N.H. teen is described as ‘euphoric’ after murder
NASHUA — “He was euphoric, excited. He seemed like he had just gotten off a rollercoaster, an adrenaline rush.’’
That chilling description of Steven Spader, a self-styled teenage renegade, was provided yesterday to a rapt courtroom, where a onetime friend who was at the scene described how Spader reacted after he allegedly killed a 42-year-old nurse and maimed her 11-year-old daughter.
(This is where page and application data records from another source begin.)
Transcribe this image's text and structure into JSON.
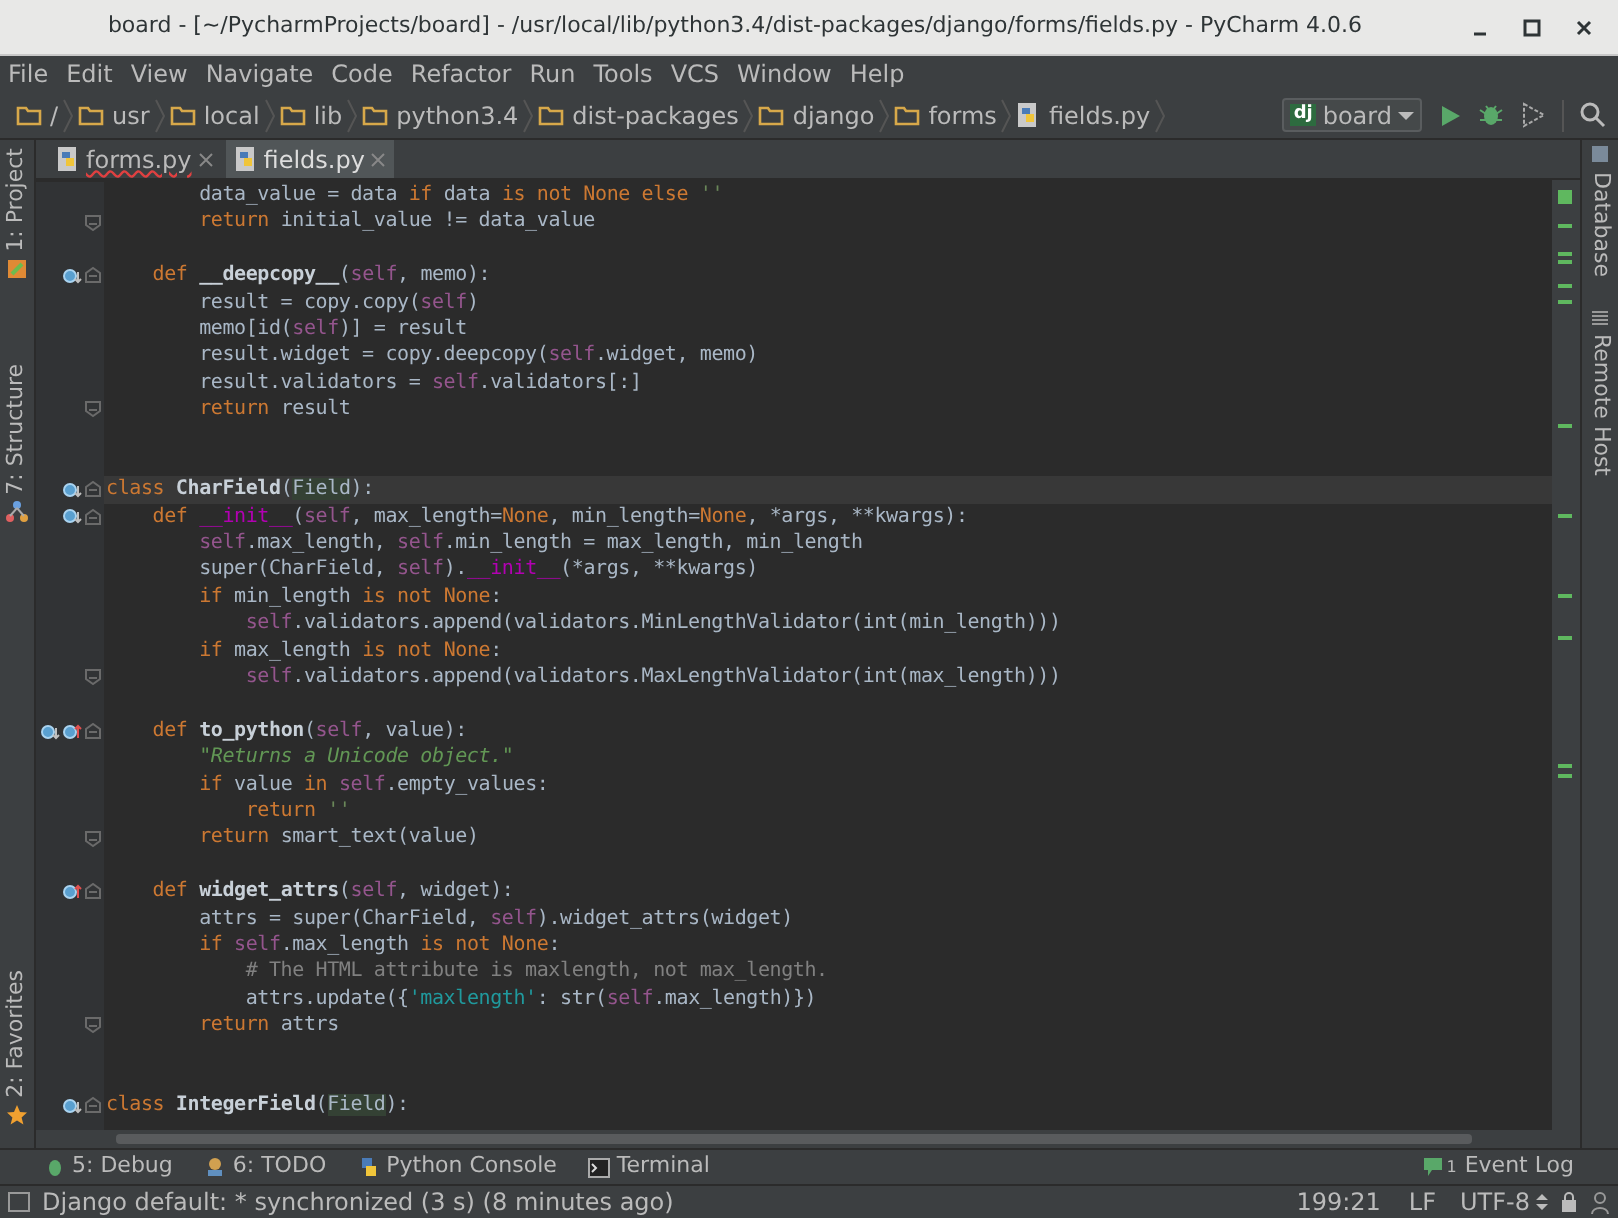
{
  "window": {
    "title": "board - [~/PycharmProjects/board] - /usr/local/lib/python3.4/dist-packages/django/forms/fields.py - PyCharm 4.0.6"
  },
  "menu": [
    "File",
    "Edit",
    "View",
    "Navigate",
    "Code",
    "Refactor",
    "Run",
    "Tools",
    "VCS",
    "Window",
    "Help"
  ],
  "breadcrumbs": [
    {
      "label": "/",
      "kind": "folder"
    },
    {
      "label": "usr",
      "kind": "folder"
    },
    {
      "label": "local",
      "kind": "folder"
    },
    {
      "label": "lib",
      "kind": "folder"
    },
    {
      "label": "python3.4",
      "kind": "folder"
    },
    {
      "label": "dist-packages",
      "kind": "folder"
    },
    {
      "label": "django",
      "kind": "folder"
    },
    {
      "label": "forms",
      "kind": "folder"
    },
    {
      "label": "fields.py",
      "kind": "file"
    }
  ],
  "run_config": {
    "badge": "dj",
    "label": "board"
  },
  "tabs": [
    {
      "label": "forms.py",
      "selected": false,
      "error": true
    },
    {
      "label": "fields.py",
      "selected": true,
      "error": false
    }
  ],
  "left_tools": [
    "1: Project",
    "7: Structure",
    "2: Favorites"
  ],
  "right_tools": [
    "Database",
    "Remote Host"
  ],
  "code_lines": [
    {
      "kind": "plain",
      "current": false,
      "tokens": [
        {
          "kind": "p",
          "text": "        data_value = data "
        },
        {
          "kind": "kw",
          "text": "if"
        },
        {
          "kind": "p",
          "text": " data "
        },
        {
          "kind": "kw",
          "text": "is not None else"
        },
        {
          "kind": "str",
          "text": " ''"
        }
      ]
    },
    {
      "kind": "fold_end",
      "current": false,
      "tokens": [
        {
          "kind": "kw",
          "text": "        return"
        },
        {
          "kind": "p",
          "text": " initial_value != data_value"
        }
      ]
    },
    {
      "kind": "blank",
      "current": false
    },
    {
      "kind": "fold_start",
      "current": false,
      "overrides": [
        {
          "kind": "down"
        }
      ],
      "tokens": [
        {
          "kind": "kw",
          "text": "    def"
        },
        {
          "kind": "fn",
          "text": " __deepcopy__"
        },
        {
          "kind": "p",
          "text": "("
        },
        {
          "kind": "self",
          "text": "self"
        },
        {
          "kind": "p",
          "text": ", memo):"
        }
      ]
    },
    {
      "kind": "plain",
      "current": false,
      "tokens": [
        {
          "kind": "p",
          "text": "        result = copy.copy("
        },
        {
          "kind": "self",
          "text": "self"
        },
        {
          "kind": "p",
          "text": ")"
        }
      ]
    },
    {
      "kind": "plain",
      "current": false,
      "tokens": [
        {
          "kind": "p",
          "text": "        memo[id("
        },
        {
          "kind": "self",
          "text": "self"
        },
        {
          "kind": "p",
          "text": ")] = result"
        }
      ]
    },
    {
      "kind": "plain",
      "current": false,
      "tokens": [
        {
          "kind": "p",
          "text": "        result.widget = copy.deepcopy("
        },
        {
          "kind": "self",
          "text": "self"
        },
        {
          "kind": "p",
          "text": ".widget, memo)"
        }
      ]
    },
    {
      "kind": "plain",
      "current": false,
      "tokens": [
        {
          "kind": "p",
          "text": "        result.validators = "
        },
        {
          "kind": "self",
          "text": "self"
        },
        {
          "kind": "p",
          "text": ".validators[:]"
        }
      ]
    },
    {
      "kind": "fold_end",
      "current": false,
      "tokens": [
        {
          "kind": "kw",
          "text": "        return"
        },
        {
          "kind": "p",
          "text": " result"
        }
      ]
    },
    {
      "kind": "blank",
      "current": false
    },
    {
      "kind": "blank",
      "current": false
    },
    {
      "kind": "fold_start",
      "current": true,
      "overrides": [
        {
          "kind": "down"
        }
      ],
      "tokens": [
        {
          "kind": "kw",
          "text": "class"
        },
        {
          "kind": "fn",
          "text": " CharField"
        },
        {
          "kind": "p",
          "text": "("
        },
        {
          "kind": "ref",
          "text": "Field"
        },
        {
          "kind": "p",
          "text": "):"
        }
      ]
    },
    {
      "kind": "fold_start",
      "current": false,
      "overrides": [
        {
          "kind": "down"
        }
      ],
      "tokens": [
        {
          "kind": "kw",
          "text": "    def"
        },
        {
          "kind": "magic",
          "text": " __init__"
        },
        {
          "kind": "p",
          "text": "("
        },
        {
          "kind": "self",
          "text": "self"
        },
        {
          "kind": "p",
          "text": ", max_length="
        },
        {
          "kind": "kw",
          "text": "None"
        },
        {
          "kind": "p",
          "text": ", min_length="
        },
        {
          "kind": "kw",
          "text": "None"
        },
        {
          "kind": "p",
          "text": ", *args, **kwargs):"
        }
      ]
    },
    {
      "kind": "plain",
      "current": false,
      "tokens": [
        {
          "kind": "self",
          "text": "        self"
        },
        {
          "kind": "p",
          "text": ".max_length, "
        },
        {
          "kind": "self",
          "text": "self"
        },
        {
          "kind": "p",
          "text": ".min_length = max_length, min_length"
        }
      ]
    },
    {
      "kind": "plain",
      "current": false,
      "tokens": [
        {
          "kind": "p",
          "text": "        super(CharField, "
        },
        {
          "kind": "self",
          "text": "self"
        },
        {
          "kind": "p",
          "text": ")."
        },
        {
          "kind": "magic",
          "text": "__init__"
        },
        {
          "kind": "p",
          "text": "(*args, **kwargs)"
        }
      ]
    },
    {
      "kind": "plain",
      "current": false,
      "tokens": [
        {
          "kind": "kw",
          "text": "        if"
        },
        {
          "kind": "p",
          "text": " min_length "
        },
        {
          "kind": "kw",
          "text": "is not None"
        },
        {
          "kind": "p",
          "text": ":"
        }
      ]
    },
    {
      "kind": "plain",
      "current": false,
      "tokens": [
        {
          "kind": "self",
          "text": "            self"
        },
        {
          "kind": "p",
          "text": ".validators.append(validators.MinLengthValidator(int(min_length)))"
        }
      ]
    },
    {
      "kind": "plain",
      "current": false,
      "tokens": [
        {
          "kind": "kw",
          "text": "        if"
        },
        {
          "kind": "p",
          "text": " max_length "
        },
        {
          "kind": "kw",
          "text": "is not None"
        },
        {
          "kind": "p",
          "text": ":"
        }
      ]
    },
    {
      "kind": "fold_end",
      "current": false,
      "tokens": [
        {
          "kind": "self",
          "text": "            self"
        },
        {
          "kind": "p",
          "text": ".validators.append(validators.MaxLengthValidator(int(max_length)))"
        }
      ]
    },
    {
      "kind": "blank",
      "current": false
    },
    {
      "kind": "fold_start",
      "current": false,
      "overrides": [
        {
          "kind": "down"
        },
        {
          "kind": "up"
        }
      ],
      "tokens": [
        {
          "kind": "kw",
          "text": "    def"
        },
        {
          "kind": "fn",
          "text": " to_python"
        },
        {
          "kind": "p",
          "text": "("
        },
        {
          "kind": "self",
          "text": "self"
        },
        {
          "kind": "p",
          "text": ", value):"
        }
      ]
    },
    {
      "kind": "plain",
      "current": false,
      "tokens": [
        {
          "kind": "doc",
          "text": "        \"Returns a Unicode object.\""
        }
      ]
    },
    {
      "kind": "plain",
      "current": false,
      "tokens": [
        {
          "kind": "kw",
          "text": "        if"
        },
        {
          "kind": "p",
          "text": " value "
        },
        {
          "kind": "kw",
          "text": "in"
        },
        {
          "kind": "self",
          "text": " self"
        },
        {
          "kind": "p",
          "text": ".empty_values:"
        }
      ]
    },
    {
      "kind": "plain",
      "current": false,
      "tokens": [
        {
          "kind": "kw",
          "text": "            return"
        },
        {
          "kind": "str",
          "text": " ''"
        }
      ]
    },
    {
      "kind": "fold_end",
      "current": false,
      "tokens": [
        {
          "kind": "kw",
          "text": "        return"
        },
        {
          "kind": "p",
          "text": " smart_text(value)"
        }
      ]
    },
    {
      "kind": "blank",
      "current": false
    },
    {
      "kind": "fold_start",
      "current": false,
      "overrides": [
        {
          "kind": "up"
        }
      ],
      "tokens": [
        {
          "kind": "kw",
          "text": "    def"
        },
        {
          "kind": "fn",
          "text": " widget_attrs"
        },
        {
          "kind": "p",
          "text": "("
        },
        {
          "kind": "self",
          "text": "self"
        },
        {
          "kind": "p",
          "text": ", widget):"
        }
      ]
    },
    {
      "kind": "plain",
      "current": false,
      "tokens": [
        {
          "kind": "p",
          "text": "        attrs = super(CharField, "
        },
        {
          "kind": "self",
          "text": "self"
        },
        {
          "kind": "p",
          "text": ").widget_attrs(widget)"
        }
      ]
    },
    {
      "kind": "plain",
      "current": false,
      "tokens": [
        {
          "kind": "kw",
          "text": "        if"
        },
        {
          "kind": "self",
          "text": " self"
        },
        {
          "kind": "p",
          "text": ".max_length "
        },
        {
          "kind": "kw",
          "text": "is not None"
        },
        {
          "kind": "p",
          "text": ":"
        }
      ]
    },
    {
      "kind": "plain",
      "current": false,
      "tokens": [
        {
          "kind": "cmt",
          "text": "            # The HTML attribute is maxlength, not max_length."
        }
      ]
    },
    {
      "kind": "plain",
      "current": false,
      "tokens": [
        {
          "kind": "p",
          "text": "            attrs.update({"
        },
        {
          "kind": "str2",
          "text": "'maxlength'"
        },
        {
          "kind": "p",
          "text": ": str("
        },
        {
          "kind": "self",
          "text": "self"
        },
        {
          "kind": "p",
          "text": ".max_length)})"
        }
      ]
    },
    {
      "kind": "fold_end",
      "current": false,
      "tokens": [
        {
          "kind": "kw",
          "text": "        return"
        },
        {
          "kind": "p",
          "text": " attrs"
        }
      ]
    },
    {
      "kind": "blank",
      "current": false
    },
    {
      "kind": "blank",
      "current": false
    },
    {
      "kind": "fold_start",
      "current": false,
      "overrides": [
        {
          "kind": "down"
        }
      ],
      "tokens": [
        {
          "kind": "kw",
          "text": "class"
        },
        {
          "kind": "fn",
          "text": " IntegerField"
        },
        {
          "kind": "p",
          "text": "("
        },
        {
          "kind": "ref",
          "text": "Field"
        },
        {
          "kind": "p",
          "text": "):"
        }
      ]
    }
  ],
  "bottom_tools": [
    {
      "label": "5: Debug",
      "kind": "debug"
    },
    {
      "label": "6: TODO",
      "kind": "todo"
    },
    {
      "label": "Python Console",
      "kind": "console"
    },
    {
      "label": "Terminal",
      "kind": "terminal"
    }
  ],
  "event_log": {
    "label": "Event Log",
    "count": "1"
  },
  "status_bar": {
    "message": "Django default: * synchronized (3 s) (8 minutes ago)",
    "position": "199:21",
    "line_ending": "LF",
    "encoding": "UTF-8"
  }
}
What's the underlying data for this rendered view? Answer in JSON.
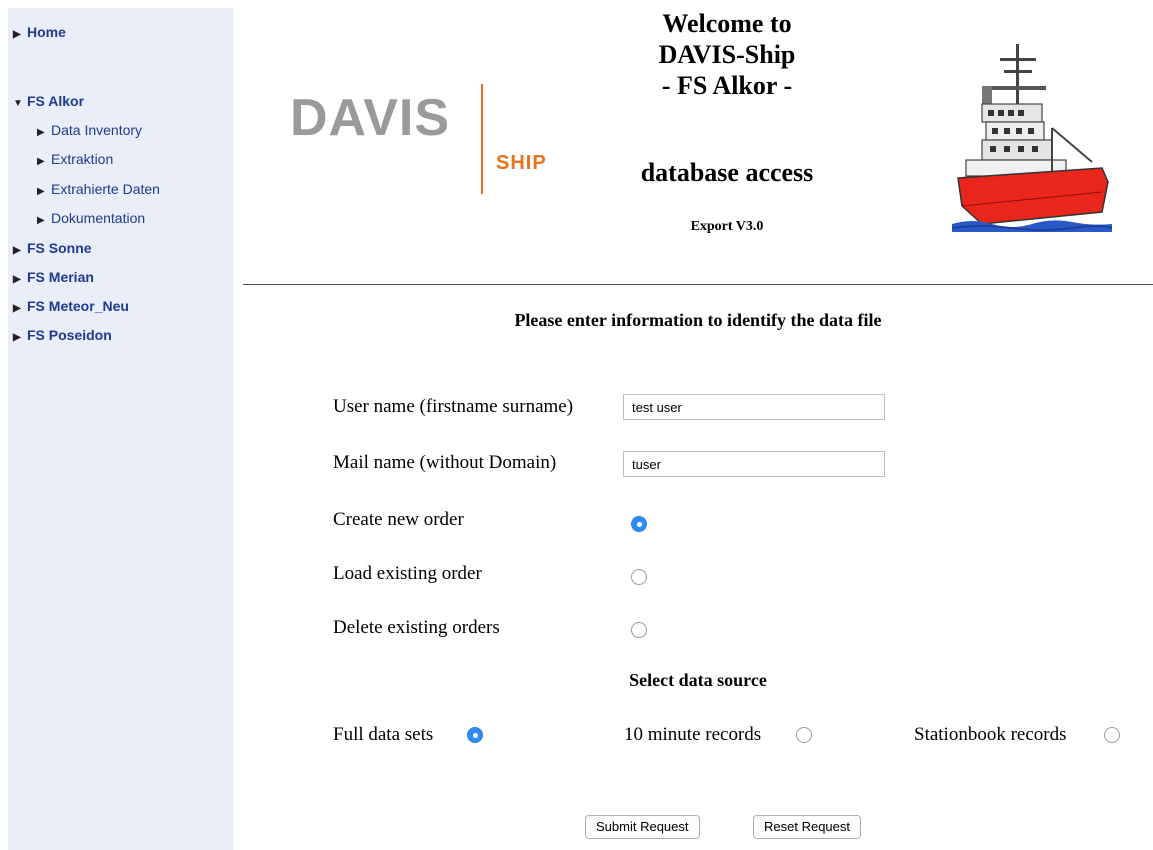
{
  "sidebar": {
    "items": [
      {
        "label": "Home"
      },
      {
        "label": "FS Alkor"
      },
      {
        "label": "Data Inventory"
      },
      {
        "label": "Extraktion"
      },
      {
        "label": "Extrahierte Daten"
      },
      {
        "label": "Dokumentation"
      },
      {
        "label": "FS Sonne"
      },
      {
        "label": "FS Merian"
      },
      {
        "label": "FS Meteor_Neu"
      },
      {
        "label": "FS Poseidon"
      }
    ]
  },
  "header": {
    "logo_main": "DAVIS",
    "logo_sub": "SHIP",
    "welcome_line1": "Welcome to",
    "welcome_line2": "DAVIS-Ship",
    "welcome_line3": "- FS Alkor -",
    "subtitle": "database access",
    "version": "Export V3.0"
  },
  "form": {
    "heading": "Please enter information to identify the data file",
    "user_label": "User name (firstname surname)",
    "user_value": "test user",
    "mail_label": "Mail name (without Domain)",
    "mail_value": "tuser",
    "order_options": [
      {
        "label": "Create new order",
        "selected": true
      },
      {
        "label": "Load existing order",
        "selected": false
      },
      {
        "label": "Delete existing orders",
        "selected": false
      }
    ],
    "source_heading": "Select data source",
    "source_options": [
      {
        "label": "Full data sets",
        "selected": true
      },
      {
        "label": "10 minute records",
        "selected": false
      },
      {
        "label": "Stationbook records",
        "selected": false
      }
    ],
    "submit_label": "Submit Request",
    "reset_label": "Reset Request"
  },
  "colors": {
    "sidebar_bg": "#eaeef9",
    "link": "#1f3a8f",
    "logo_accent": "#e8731f",
    "radio_selected": "#2f8bf5",
    "ship_hull": "#e8261c"
  }
}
“He said that he felt really good and said that he saw the woman reaching over to something, toward a light on the nightstand, and just kept hacking,’’ Quinn Glover, 18, said about the October 2009 attack at a randomly selected home in Mont Vernon. “He joked how she woke up to being hacked to death by a machete.’’
Glover, who has pleaded guilty to lesser charges in the crime, said the 4 a.m. home invasion by four teenagers had been preceded by Spader’s escalating preoccupation with violence.
“It started about a year before, but got progressively worse,’’ Glover testified. “By the week prior, it was a conversation that happened almost every time I saw him.
“He spoke about breaking into houses. And then he spoke generally, fantasizing, about violence, murders, killing people, roasting people, eating people, putting heads on stakes, and making scenes for news crews.’’
And after Kimberly Cates had been killed and Jaimie left for dead, Glover said, Spader joked over and over about how the woman had awakened to such a horrific end.
Glover, of Amherst, recounted the sounds of terror that came from the master bedroom when Spader, then 17, and Christopher Gribble, then 19, allegedly began landing blow after blow with a machete and knife on their victims, who were sharing a room while Kimberly’s husband, David, was out of town on business.
“I heard screams and cries,’’ said Glover, who wore orange prison garb. “I heard . . . ‘Jaimie, run! Please don’t do it! No, please, no!’ ’’
Glover, who said he did not enter the bedroom during the assault, retreated down the hallway and covered his ears to block the cries.
He said that when Spader emerged from the room, he was carrying a bloody machete.
“I didn’t want to believe what was happening,’’ Glover recalled. Later that night, he testified, he entered the bedroom to find a grim scene.
“On the bed, there was a woman who was covered in blood,’’ Glover said. “She was moving slightly and moaning. She seemed close to death.’’ The sounds stopped, he testified, only after Gribble pulled his knife across Kimberly’s throat.
During the third day of testimony in his first-degree murder trial, Spader, of Brookline, N.H., sat nearly motionless. Dressed in a dark blue blazer, he stared directly at Glover, who did not make eye contact, except to identify the defendant.
The violence stunned him, Glover told prosecutor Peter Hinckley. “I didn’t take anything that was said prior seriously. That was my mistake.’’
Later that day, Glover said, he cut open the back of his teddy bear, hid his unused knife, and attended the Sunday meeting of a church youth group.
In addition to church gatherings, Glover testified, he had become one of three charter members of the Disciples of Destruction, a group of teenage rebels formed by Spader shortly before the alleged attack.
The group also included, William Marks, then 18, of Amherst.
Their goals, Glover said, were to make money illegally and swear allegiance to one another.
The credo: “To make a living, not by paying the government, but by our own means,’’ Glover read from the group’s manifesto, given to him by the prosecutor. “As long as you are a Disciple, you shall never feel isolated from your brothers.’’
The group also agreed to abide by this code: “You snitch, you die. No two ways about it.’’
The idea for the Disciples of Destruction, Glover said, came from the “Sons of Anarchy,’’ a television show about outlaw bikers. The randomness of the attack, which Spader and three teenagers chose that night, was an effort to mimic the unpredictability of the serial Zodiac Killer from the 1960s, Glover said.
The story of convicted killer Charles Manson fascinated him, Glover said. “Were you interested in killing?’’ Hinckley asked. “Yes, I was,’’ Glover answered.
For Glover, though, the evening of the attack began with harmless domestic activities. He and Spader attended a high school football game. Before the 15-minute drive to Mont Vernon, Glover said, he watched a few minutes of the movie “Gandhi’’ at his home.
“Do you wish now you had watched a little more of it?’’ asked defense attorney Andrew Winters.
“Yes, sir,’’ Glover replied.
Under questioning by Winters, Glover admitted that he had lied repeatedly to police during questioning shortly after the crime and that he feared he would be charged with murder. Glover agreed to testify for the prosecution in exchange for a 20-year minimum sentence.
Gribble, also of Brookline, N.H., is scheduled to face trial on first-degree murder charges. Marks, another alleged participant in the assault, is scheduled to be tried on murder conspiracy charges and has agreed to testify for the prosecution.
Autumn Savoy, then 19, of Hollis, did not participate in the assault but provided an alibi. He pleaded guilty to lesser charges and has agreed to testify for the prosecution.